Yoono runs in left hand sidebar of your browser and lets you interact with Twitter, Facebook, LinkedIn and various chat platforms without giving up large amounts of screen real estate. You can view your social profiles combined or separate, and you can also post status updates, post photos and share links to your networks. You can easily choose which networks to post to with every post. It incorporates bit.ly link shortening, but it seems to share links without including the title of the post. Make sure you test each aspect of any tool before you start fully implementing it.

Amplify
Amplify allows you to share links and selections from pages by bringing up a sharing toolbar. These links post to your selected networks, as well as aggregate on a profile page at Amplify.com with your comments. This combines the ability to share links on multiple networks with one click and they all point back to a single post on Amplify, which includes comments and a social network.

Buzz It
So you have heard about Buzz and you want an easy way to use it. Buzz It creates a bookmarklet in your Firefox toolbar. When you are on a page you want to share in Buzz, click the bookmarklet and it will open a GMail message that lets you send the link and comments to buzz. This is one of many ways to share things on Buzz.

Feedly
Feedly is one of the best Firefox social media add-ons because it brings a familiar web magazine layout to RSS readers. Using your Google profile, it presents all your feeds in an easily digestible format that doesn’t focus on the number of posts you haven’t read (like Google Reader does). There’s lots going on in this tool including details about how your content is shared, displaying content of the same type, like video, grouped together regardless of its source, a small toolbar that helps you share across networks, and discovery tools for finding additional relevant content. Load up this tool and dig in to learn more about your social graph and to overcome your fears of RSS.

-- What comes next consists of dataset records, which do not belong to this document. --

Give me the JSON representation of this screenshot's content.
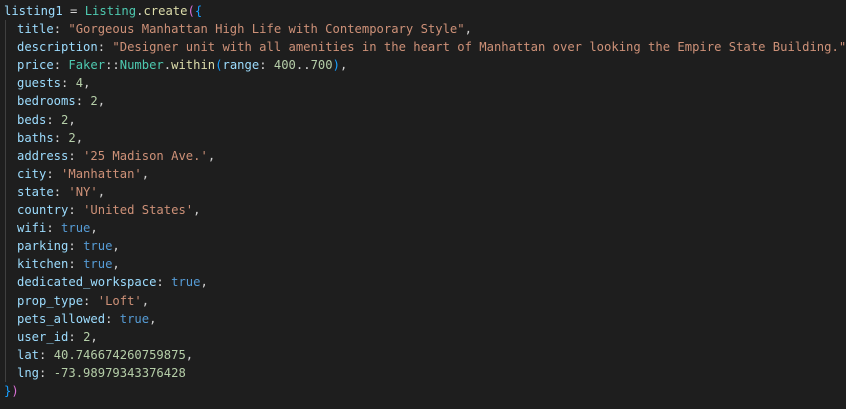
{
  "code": {
    "var_name": "listing1",
    "assign": " = ",
    "class_name": "Listing",
    "dot": ".",
    "method": "create",
    "open_paren": "(",
    "open_brace": "{",
    "close_brace": "}",
    "close_paren": ")",
    "lines": [
      {
        "key": "title",
        "value": "\"Gorgeous Manhattan High Life with Contemporary Style\"",
        "type": "str",
        "comma": ","
      },
      {
        "key": "description",
        "value": "\"Designer unit with all amenities in the heart of Manhattan over looking the Empire State Building.\"",
        "type": "str",
        "comma": ","
      },
      {
        "key": "price",
        "value": null,
        "type": "faker",
        "comma": ","
      },
      {
        "key": "guests",
        "value": "4",
        "type": "num",
        "comma": ","
      },
      {
        "key": "bedrooms",
        "value": "2",
        "type": "num",
        "comma": ","
      },
      {
        "key": "beds",
        "value": "2",
        "type": "num",
        "comma": ","
      },
      {
        "key": "baths",
        "value": "2",
        "type": "num",
        "comma": ","
      },
      {
        "key": "address",
        "value": "'25 Madison Ave.'",
        "type": "str",
        "comma": ","
      },
      {
        "key": "city",
        "value": "'Manhattan'",
        "type": "str",
        "comma": ","
      },
      {
        "key": "state",
        "value": "'NY'",
        "type": "str",
        "comma": ","
      },
      {
        "key": "country",
        "value": "'United States'",
        "type": "str",
        "comma": ","
      },
      {
        "key": "wifi",
        "value": "true",
        "type": "bool",
        "comma": ","
      },
      {
        "key": "parking",
        "value": "true",
        "type": "bool",
        "comma": ","
      },
      {
        "key": "kitchen",
        "value": "true",
        "type": "bool",
        "comma": ","
      },
      {
        "key": "dedicated_workspace",
        "value": "true",
        "type": "bool",
        "comma": ","
      },
      {
        "key": "prop_type",
        "value": "'Loft'",
        "type": "str",
        "comma": ","
      },
      {
        "key": "pets_allowed",
        "value": "true",
        "type": "bool",
        "comma": ","
      },
      {
        "key": "user_id",
        "value": "2",
        "type": "num",
        "comma": ","
      },
      {
        "key": "lat",
        "value": "40.746674260759875",
        "type": "num",
        "comma": ","
      },
      {
        "key": "lng",
        "value": "-73.98979343376428",
        "type": "num",
        "comma": ""
      }
    ],
    "faker": {
      "module": "Faker",
      "sep": "::",
      "cls": "Number",
      "dot": ".",
      "method": "within",
      "open": "(",
      "arg_key": "range",
      "range_start": "400",
      "range_op": "..",
      "range_end": "700",
      "close": ")"
    }
  },
  "colors": {
    "background": "#1e1e1e",
    "variable": "#9cdcfe",
    "class": "#4ec9b0",
    "function": "#dcdcaa",
    "string": "#ce9178",
    "number": "#b5cea8",
    "boolean": "#569cd6",
    "bracket_outer": "#da70d6",
    "bracket_inner": "#179fff"
  }
}
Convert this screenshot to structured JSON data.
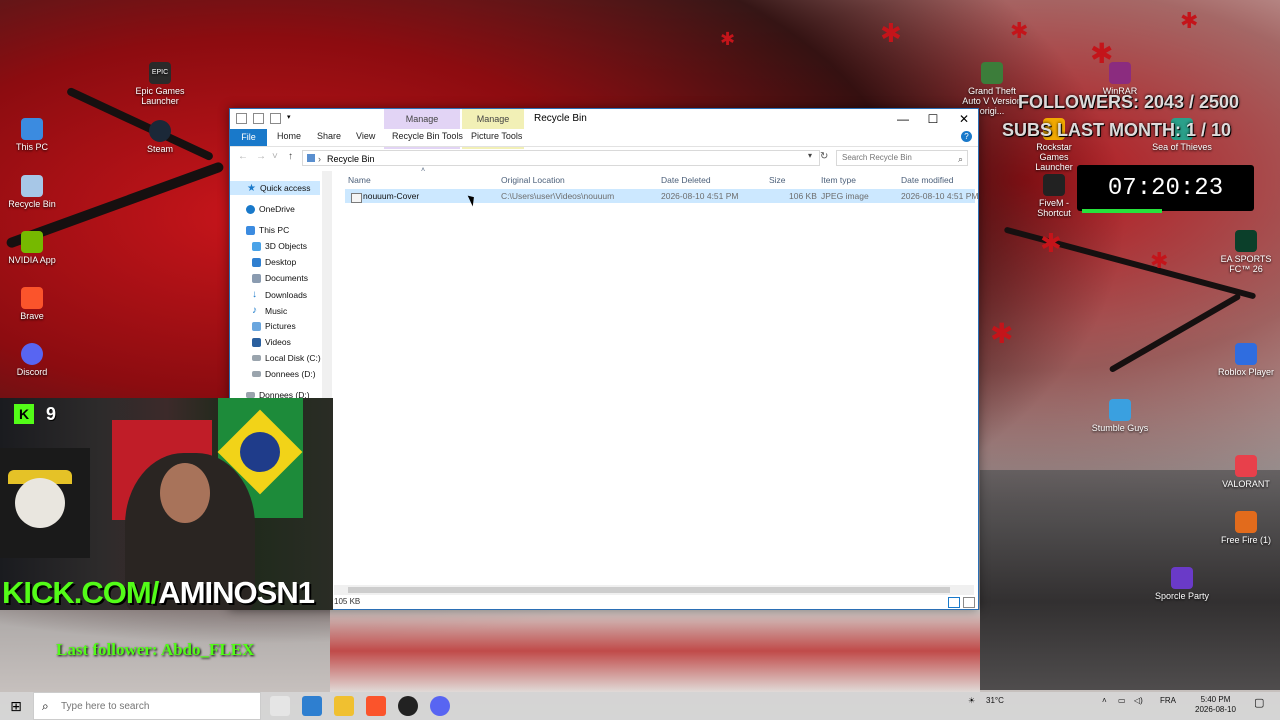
{
  "colors": {
    "accent": "#1979ca",
    "selection": "#cce8ff",
    "kick_green": "#53fc18",
    "recycle_tab": "#e2d4f5",
    "picture_tab": "#f2f0b6"
  },
  "desktop_left": [
    {
      "label": "Epic Games Launcher",
      "icon": "epic-games-icon",
      "color": "#2a2a2a"
    },
    {
      "label": "This PC",
      "icon": "computer-icon",
      "color": "#3b8be0"
    },
    {
      "label": "Steam",
      "icon": "steam-icon",
      "color": "#1b2838"
    },
    {
      "label": "Recycle Bin",
      "icon": "recycle-bin-icon",
      "color": "#a7c7e7"
    },
    {
      "label": "NVIDIA App",
      "icon": "nvidia-icon",
      "color": "#76b900"
    },
    {
      "label": "Brave",
      "icon": "brave-icon",
      "color": "#fb542b"
    },
    {
      "label": "Discord",
      "icon": "discord-icon",
      "color": "#5865f2"
    }
  ],
  "desktop_right": [
    {
      "label": "Grand Theft Auto V Version origi...",
      "icon": "gta-icon",
      "color": "#3c7d3a"
    },
    {
      "label": "WinRAR",
      "icon": "winrar-icon",
      "color": "#8b2c7f"
    },
    {
      "label": "Rockstar Games Launcher",
      "icon": "rockstar-icon",
      "color": "#f2a900"
    },
    {
      "label": "Sea of Thieves",
      "icon": "sea-of-thieves-icon",
      "color": "#2aa08a"
    },
    {
      "label": "FiveM - Shortcut",
      "icon": "fivem-icon",
      "color": "#222"
    },
    {
      "label": "EA SPORTS FC™ 26",
      "icon": "ea-fc-icon",
      "color": "#0b3f2a"
    },
    {
      "label": "Roblox Player",
      "icon": "roblox-icon",
      "color": "#2f6de0"
    },
    {
      "label": "Stumble Guys",
      "icon": "stumble-guys-icon",
      "color": "#3aa0e0"
    },
    {
      "label": "VALORANT",
      "icon": "valorant-icon",
      "color": "#e8404b"
    },
    {
      "label": "Free Fire (1)",
      "icon": "free-fire-icon",
      "color": "#e26b1c"
    },
    {
      "label": "Sporcle Party",
      "icon": "sporcle-icon",
      "color": "#6a3ac8"
    }
  ],
  "stream": {
    "followers": "FOLLOWERS: 2043 / 2500",
    "subs": "SUBS LAST MONTH: 1 / 10",
    "timer": "07:20:23",
    "kick_prefix": "KICK.COM/",
    "kick_handle": "AMINOSN1",
    "last_follower": "Last follower: Abdo_FLEX",
    "badge_k": "K",
    "badge_9": "9"
  },
  "window": {
    "title": "Recycle Bin",
    "context_tabs": [
      {
        "header": "Manage",
        "label": "Recycle Bin Tools"
      },
      {
        "header": "Manage",
        "label": "Picture Tools"
      }
    ],
    "ribbon_tabs": [
      "File",
      "Home",
      "Share",
      "View"
    ],
    "address": "Recycle Bin",
    "search_placeholder": "Search Recycle Bin",
    "nav": {
      "quick_access": "Quick access",
      "onedrive": "OneDrive",
      "this_pc": "This PC",
      "objects3d": "3D Objects",
      "desktop": "Desktop",
      "documents": "Documents",
      "downloads": "Downloads",
      "music": "Music",
      "pictures": "Pictures",
      "videos": "Videos",
      "local_disk": "Local Disk (C:)",
      "donnees": "Donnees (D:)",
      "donnees2": "Donnees (D:)"
    },
    "columns": [
      "Name",
      "Original Location",
      "Date Deleted",
      "Size",
      "Item type",
      "Date modified"
    ],
    "rows": [
      {
        "name": "nouuum-Cover",
        "location": "C:\\Users\\user\\Videos\\nouuum",
        "deleted": "2026-08-10 4:51 PM",
        "size": "106 KB",
        "type": "JPEG image",
        "modified": "2026-08-10 4:51 PM"
      }
    ],
    "status": "105 KB"
  },
  "taskbar": {
    "search_placeholder": "Type here to search",
    "weather": "31°C",
    "lang": "FRA",
    "time": "5:40 PM",
    "date": "2026-08-10"
  }
}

Tweecious
I heard of Tweecious thanks to Kipp’s recent post about Delicious and social bookmarking. This has got to be one of the slickest tools I have seen, from both an interface side and from a functionality side. When you click setup, it says here’s your Twitter account and here’s your Delicious account, and gives you the opportunity to change them. The only question is do you want to grab links from previous tweets or just go forward. That’s it. It runs in the background and grabs any links you post to Twitter and saves them as Delicious bookmarks. If you are saving links as reference for future review, it is a good idea to save them in multiple places.

If there is one theme running through this list, it is the ability to more easily manage multiple networks. So one of the things to watch out for is creating duplicate content on aggregation networks, like FriendFeed. One great use for this is to create a feed of shared links. Tweecious can grab your links from your corporate Twitter account, but not conversations, and create a list of links in Delicious. Now you can use the Delicious feed that was automatically created.

Pixel Pipe Media Uploader
And finally, this list is not complete without a tool to upload media to your various networks. Pixel Pipe Media Uploader can upload photos, video and audio to more than 110 networks. If you are pushing content out to multiple networks at once this is an easy way to do it, however, add networks carefully, because every upload goes to every network. It would be great if there were an easy way to exclude some, but there are situations that warrant an all-in approach to content distribution. But make sure you visit these networks on a regular basis to respond to comments and interact with the community.

Have you used any of these tools, or are there others you would recommend to manage social media activities for your B2B company?